**Your goal**
Down to the last character, repeat the entries beneath this task.

**Information**
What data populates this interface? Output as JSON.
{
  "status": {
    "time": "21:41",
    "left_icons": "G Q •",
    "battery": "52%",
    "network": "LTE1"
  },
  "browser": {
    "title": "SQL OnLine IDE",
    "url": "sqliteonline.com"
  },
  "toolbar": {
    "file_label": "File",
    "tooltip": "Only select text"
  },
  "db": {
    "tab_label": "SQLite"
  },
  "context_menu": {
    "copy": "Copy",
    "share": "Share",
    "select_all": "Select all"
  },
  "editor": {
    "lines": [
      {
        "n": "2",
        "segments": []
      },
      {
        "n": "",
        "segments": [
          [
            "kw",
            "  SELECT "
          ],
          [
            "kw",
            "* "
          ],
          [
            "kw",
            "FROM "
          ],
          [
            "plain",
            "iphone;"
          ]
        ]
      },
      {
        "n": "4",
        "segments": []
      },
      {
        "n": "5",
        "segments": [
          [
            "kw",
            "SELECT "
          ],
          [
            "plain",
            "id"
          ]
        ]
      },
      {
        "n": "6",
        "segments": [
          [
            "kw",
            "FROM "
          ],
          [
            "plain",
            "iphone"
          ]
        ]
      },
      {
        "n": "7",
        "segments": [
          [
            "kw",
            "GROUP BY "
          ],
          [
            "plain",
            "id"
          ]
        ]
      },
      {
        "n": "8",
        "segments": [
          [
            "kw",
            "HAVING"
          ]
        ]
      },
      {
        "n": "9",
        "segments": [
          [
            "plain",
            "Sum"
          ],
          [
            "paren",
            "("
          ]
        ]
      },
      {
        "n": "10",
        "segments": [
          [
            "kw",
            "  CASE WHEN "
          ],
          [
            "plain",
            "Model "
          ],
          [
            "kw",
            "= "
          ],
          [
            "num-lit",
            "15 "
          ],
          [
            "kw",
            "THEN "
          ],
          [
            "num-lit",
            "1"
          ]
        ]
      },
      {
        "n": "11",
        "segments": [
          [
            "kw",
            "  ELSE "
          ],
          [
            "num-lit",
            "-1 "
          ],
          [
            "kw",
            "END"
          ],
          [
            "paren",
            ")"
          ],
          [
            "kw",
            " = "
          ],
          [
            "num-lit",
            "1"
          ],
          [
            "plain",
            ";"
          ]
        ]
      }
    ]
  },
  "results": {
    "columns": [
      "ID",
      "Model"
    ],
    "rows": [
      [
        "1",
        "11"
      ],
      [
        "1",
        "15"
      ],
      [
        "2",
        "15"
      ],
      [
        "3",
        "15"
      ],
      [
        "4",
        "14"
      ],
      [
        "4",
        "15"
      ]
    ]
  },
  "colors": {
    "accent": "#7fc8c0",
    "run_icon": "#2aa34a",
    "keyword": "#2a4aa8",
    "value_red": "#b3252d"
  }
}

**Result of the exercise**
What data populates this interface? Output as JSON.
{
  "status": {
    "time": "21:41",
    "left_icons": "G Q •",
    "battery": "52%",
    "network": "LTE1"
  },
  "browser": {
    "title": "SQL OnLine IDE",
    "url": "sqliteonline.com"
  },
  "toolbar": {
    "file_label": "File",
    "tooltip": "Only select text"
  },
  "db": {
    "tab_label": "SQLite"
  },
  "context_menu": {
    "copy": "Copy",
    "share": "Share",
    "select_all": "Select all"
  },
  "editor": {
    "lines": [
      {
        "n": "2",
        "segments": []
      },
      {
        "n": "",
        "segments": [
          [
            "kw",
            "  SELECT "
          ],
          [
            "kw",
            "* "
          ],
          [
            "kw",
            "FROM "
          ],
          [
            "plain",
            "iphone;"
          ]
        ]
      },
      {
        "n": "4",
        "segments": []
      },
      {
        "n": "5",
        "segments": [
          [
            "kw",
            "SELECT "
          ],
          [
            "plain",
            "id"
          ]
        ]
      },
      {
        "n": "6",
        "segments": [
          [
            "kw",
            "FROM "
          ],
          [
            "plain",
            "iphone"
          ]
        ]
      },
      {
        "n": "7",
        "segments": [
          [
            "kw",
            "GROUP BY "
          ],
          [
            "plain",
            "id"
          ]
        ]
      },
      {
        "n": "8",
        "segments": [
          [
            "kw",
            "HAVING"
          ]
        ]
      },
      {
        "n": "9",
        "segments": [
          [
            "plain",
            "Sum"
          ],
          [
            "paren",
            "("
          ]
        ]
      },
      {
        "n": "10",
        "segments": [
          [
            "kw",
            "  CASE WHEN "
          ],
          [
            "plain",
            "Model "
          ],
          [
            "kw",
            "= "
          ],
          [
            "num-lit",
            "15 "
          ],
          [
            "kw",
            "THEN "
          ],
          [
            "num-lit",
            "1"
          ]
        ]
      },
      {
        "n": "11",
        "segments": [
          [
            "kw",
            "  ELSE "
          ],
          [
            "num-lit",
            "-1 "
          ],
          [
            "kw",
            "END"
          ],
          [
            "paren",
            ")"
          ],
          [
            "kw",
            " = "
          ],
          [
            "num-lit",
            "1"
          ],
          [
            "plain",
            ";"
          ]
        ]
      }
    ]
  },
  "results": {
    "columns": [
      "ID",
      "Model"
    ],
    "rows": [
      [
        "1",
        "11"
      ],
      [
        "1",
        "15"
      ],
      [
        "2",
        "15"
      ],
      [
        "3",
        "15"
      ],
      [
        "4",
        "14"
      ],
      [
        "4",
        "15"
      ]
    ]
  },
  "colors": {
    "accent": "#7fc8c0",
    "run_icon": "#2aa34a",
    "keyword": "#2a4aa8",
    "value_red": "#b3252d"
  }
}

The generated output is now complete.